|dc.description.abstract||Numerous studies on extensive reading have demonstrated its positive effects on language development. However, qualitative studies that reveal L2 learners' perceptions of extensive reading are limited. Learners’ motivation to read extensively, and motivational change in particular, is under-researched. Moreover, previous extensive reading research examines a narrow range of contexts, subjects, target languages and proficiency levels (e.g., predominantly studies with ESL/EFL learners) (Waring, 2001).
This study investigates how learners of Japanese as a Foreign Language (JFL) perceive extensive reading and explores change in their motivation to read extensively, as well as the influences behind any motivational change. It also looks at what separates participants who sustain motivation from those who do not.
Nine JFL learners in two New Zealand high schools participated in the extensive reading project in which they read as many graded readers or children's books as they could outside class over five to seven months. The data from interviews and journal entries were analysed inductively to build up a theory and discover important issues among the participants. Think-alouds, a motivational questionnaire, and classroom observations corroborated the data. Case studies were also presented to show the individual's perception and motivational change in depth.
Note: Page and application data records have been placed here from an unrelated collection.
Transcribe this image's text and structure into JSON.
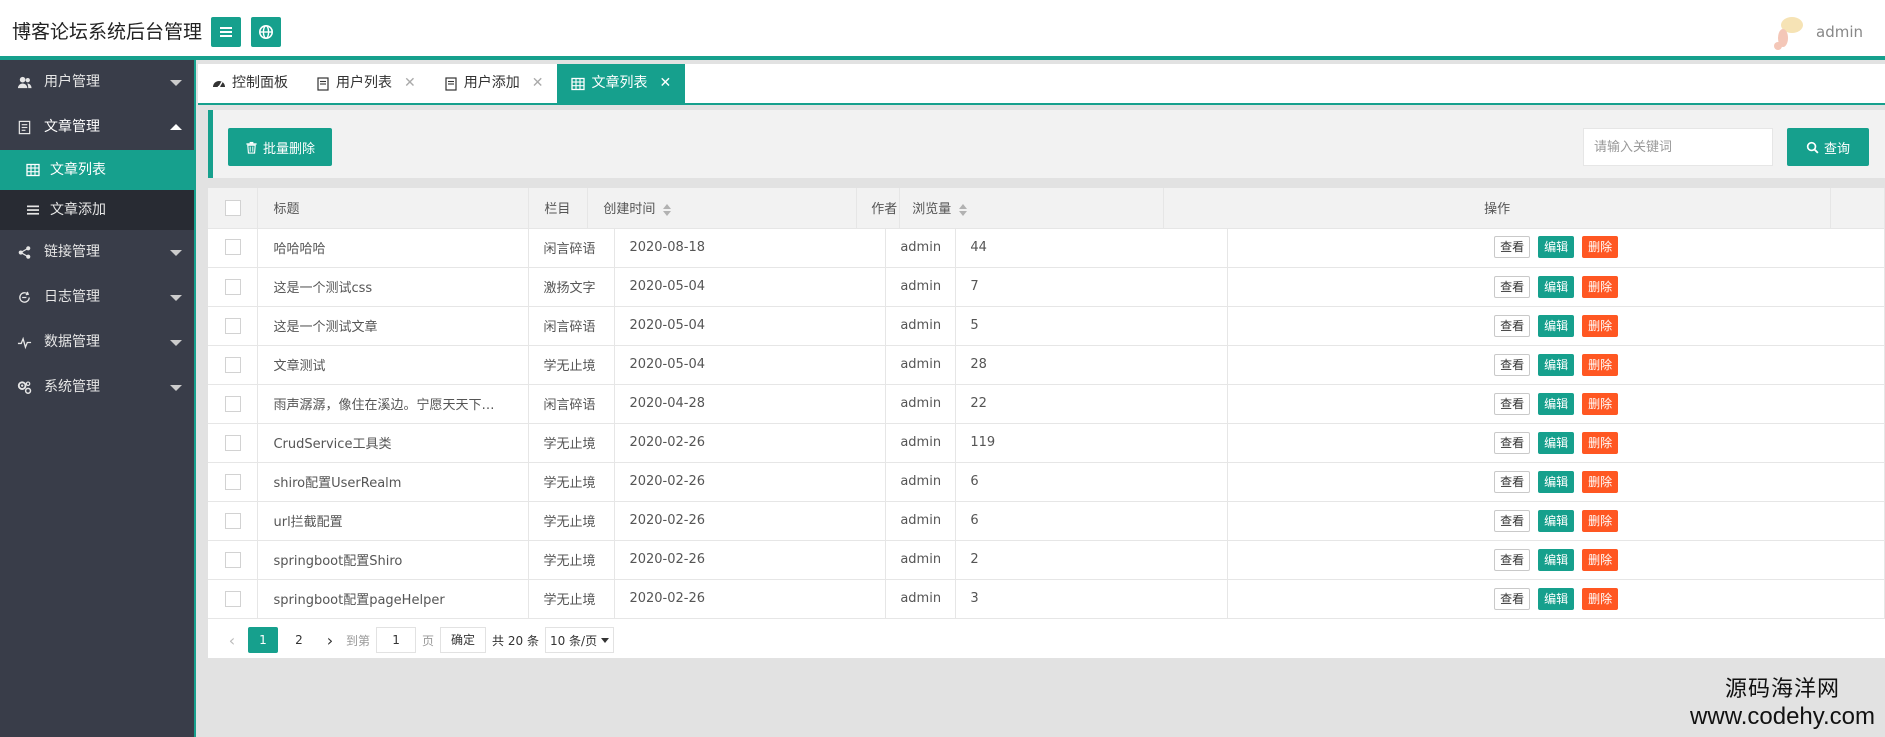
{
  "header": {
    "title": "博客论坛系统后台管理",
    "user_name": "admin"
  },
  "sidebar": {
    "items": [
      {
        "label": "用户管理",
        "icon": "users-icon"
      },
      {
        "label": "文章管理",
        "icon": "document-icon",
        "open": true
      },
      {
        "label": "链接管理",
        "icon": "share-icon"
      },
      {
        "label": "日志管理",
        "icon": "log-icon"
      },
      {
        "label": "数据管理",
        "icon": "pulse-icon"
      },
      {
        "label": "系统管理",
        "icon": "gears-icon"
      }
    ],
    "submenu": [
      {
        "label": "文章列表",
        "icon": "table-icon",
        "active": true
      },
      {
        "label": "文章添加",
        "icon": "list-icon"
      }
    ]
  },
  "tabs": [
    {
      "label": "控制面板",
      "icon": "dashboard-icon",
      "closable": false
    },
    {
      "label": "用户列表",
      "icon": "file-icon",
      "closable": true
    },
    {
      "label": "用户添加",
      "icon": "file-icon",
      "closable": true
    },
    {
      "label": "文章列表",
      "icon": "table-icon",
      "closable": true,
      "active": true
    }
  ],
  "toolbar": {
    "batch_delete": "批量删除",
    "search_placeholder": "请输入关键词",
    "query": "查询"
  },
  "table": {
    "columns": [
      "标题",
      "栏目",
      "创建时间",
      "作者",
      "浏览量",
      "操作"
    ],
    "actions": {
      "view": "查看",
      "edit": "编辑",
      "delete": "删除"
    },
    "rows": [
      {
        "title": "哈哈哈哈",
        "column": "闲言碎语",
        "created": "2020-08-18",
        "author": "admin",
        "views": "44"
      },
      {
        "title": "这是一个测试css",
        "column": "激扬文字",
        "created": "2020-05-04",
        "author": "admin",
        "views": "7"
      },
      {
        "title": "这是一个测试文章",
        "column": "闲言碎语",
        "created": "2020-05-04",
        "author": "admin",
        "views": "5"
      },
      {
        "title": "文章测试",
        "column": "学无止境",
        "created": "2020-05-04",
        "author": "admin",
        "views": "28"
      },
      {
        "title": "雨声潺潺，像住在溪边。宁愿天天下…",
        "column": "闲言碎语",
        "created": "2020-04-28",
        "author": "admin",
        "views": "22"
      },
      {
        "title": "CrudService工具类",
        "column": "学无止境",
        "created": "2020-02-26",
        "author": "admin",
        "views": "119"
      },
      {
        "title": "shiro配置UserRealm",
        "column": "学无止境",
        "created": "2020-02-26",
        "author": "admin",
        "views": "6"
      },
      {
        "title": "url拦截配置",
        "column": "学无止境",
        "created": "2020-02-26",
        "author": "admin",
        "views": "6"
      },
      {
        "title": "springboot配置Shiro",
        "column": "学无止境",
        "created": "2020-02-26",
        "author": "admin",
        "views": "2"
      },
      {
        "title": "springboot配置pageHelper",
        "column": "学无止境",
        "created": "2020-02-26",
        "author": "admin",
        "views": "3"
      }
    ]
  },
  "pager": {
    "pages": [
      "1",
      "2"
    ],
    "current": "1",
    "goto_label": "到第",
    "goto_value": "1",
    "page_unit": "页",
    "confirm": "确定",
    "total": "共 20 条",
    "page_size": "10 条/页"
  },
  "watermark": {
    "line1": "源码海洋网",
    "line2": "www.codehy.com"
  },
  "colors": {
    "accent": "#16a08d",
    "danger": "#ff5722",
    "sidebar": "#393d49"
  }
}
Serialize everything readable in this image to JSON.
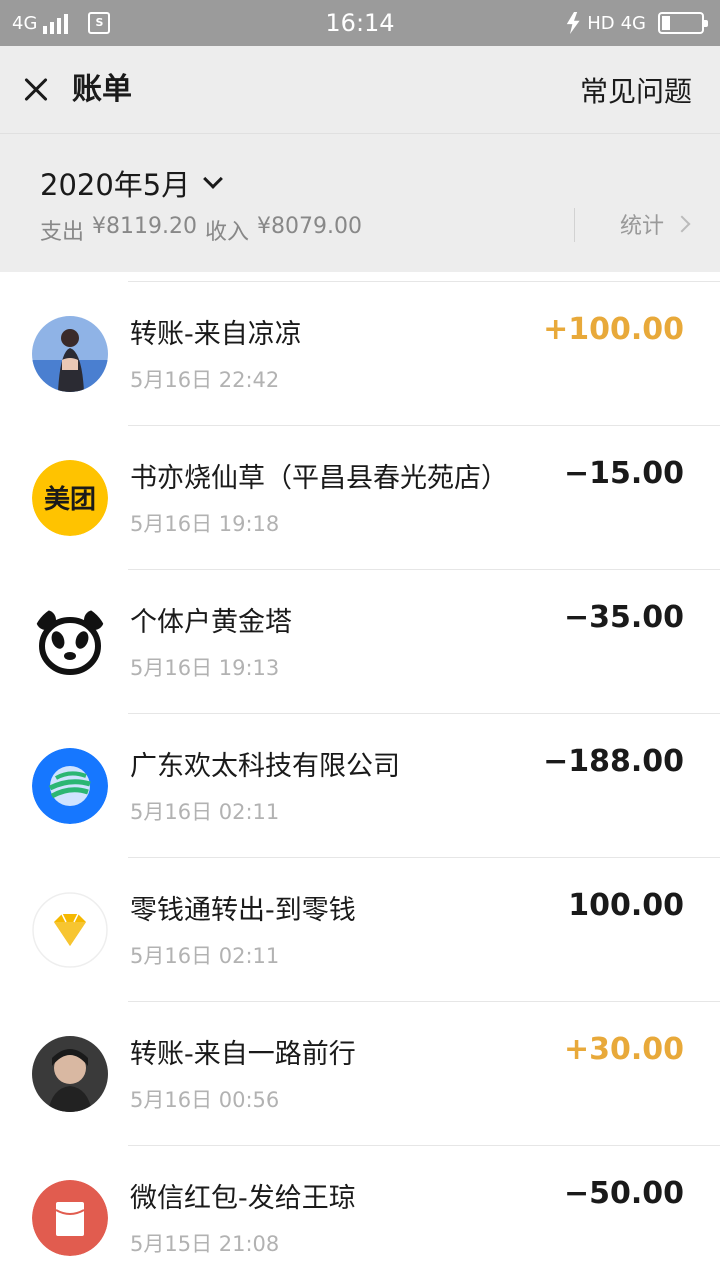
{
  "status_bar": {
    "network": "4G",
    "sim_label": "S",
    "time": "16:14",
    "hd_label": "HD",
    "network_right": "4G"
  },
  "header": {
    "title": "账单",
    "faq_label": "常见问题"
  },
  "summary": {
    "month": "2020年5月",
    "expense_label": "支出",
    "expense_value": "¥8119.20",
    "income_label": "收入",
    "income_value": "¥8079.00",
    "stats_label": "统计"
  },
  "transactions": [
    {
      "name": "转账-来自凉凉",
      "time": "5月16日 22:42",
      "amount": "+100.00",
      "type": "income",
      "icon": "user-photo-avatar"
    },
    {
      "name": "书亦烧仙草（平昌县春光苑店）",
      "time": "5月16日 19:18",
      "amount": "−15.00",
      "type": "expense",
      "icon": "meituan-logo",
      "icon_text": "美团"
    },
    {
      "name": "个体户黄金塔",
      "time": "5月16日 19:13",
      "amount": "−35.00",
      "type": "expense",
      "icon": "panda-avatar"
    },
    {
      "name": "广东欢太科技有限公司",
      "time": "5月16日 02:11",
      "amount": "−188.00",
      "type": "expense",
      "icon": "company-logo"
    },
    {
      "name": "零钱通转出-到零钱",
      "time": "5月16日 02:11",
      "amount": "100.00",
      "type": "neutral",
      "icon": "diamond-icon"
    },
    {
      "name": "转账-来自一路前行",
      "time": "5月16日 00:56",
      "amount": "+30.00",
      "type": "income",
      "icon": "user-photo-avatar"
    },
    {
      "name": "微信红包-发给王琼",
      "time": "5月15日 21:08",
      "amount": "−50.00",
      "type": "expense",
      "icon": "red-packet-icon"
    }
  ],
  "colors": {
    "income": "#e8a93a",
    "header_bg": "#ededed",
    "meituan": "#ffc300",
    "red_packet": "#e15c4f",
    "company": "#1677ff"
  }
}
Overall, the findings reveal that the participants perceived extensive reading positively. They reported a range of benefits (beliefs in a possible effect) and improvements (perception of an actual effect). They viewed graded readers as more suitable than children's books, and perceived that extensive reading was conducive to the end-of-year national examinations. However, individual differences were observed. Some participants perceived graded readers less positively than others did. Views on whether extensive reading should be voluntary or compulsory were divided.
The findings indicate that participants' motivation to read extensively was dynamic and complex. They experienced ups and downs in their motivation during the project. Numerous influences including contextual influences contributed to their motivational changes. The interplay of these influences led to change in motivation within an individual over time and individual differences. Also, negative influences were more powerful than positive influences.
Several implications are drawn from the findings. I maintain that voluntary extensive reading is desirable, but that reading should also be done in class in contexts and settings similar to this study. Graded readers with a wide range of topics and levels and glossaries need to be available to learners.
Importantly, the findings indicate that context, such as the New Zealand testing system, had a great influence on the participants' perceptions and their motivation to read extensively. Therefore, it is argued that extensive reading needs to be considered from the sociocognitive perspective.
Existing models of L2 motivation and L2 reading motivation, and a widely accepted motivation construct, were unable to fully capture the extensive reading motivation displayed in this study. Therefore, a dynamic model of motivation to read extensively in L2 was proposed.||en_NZ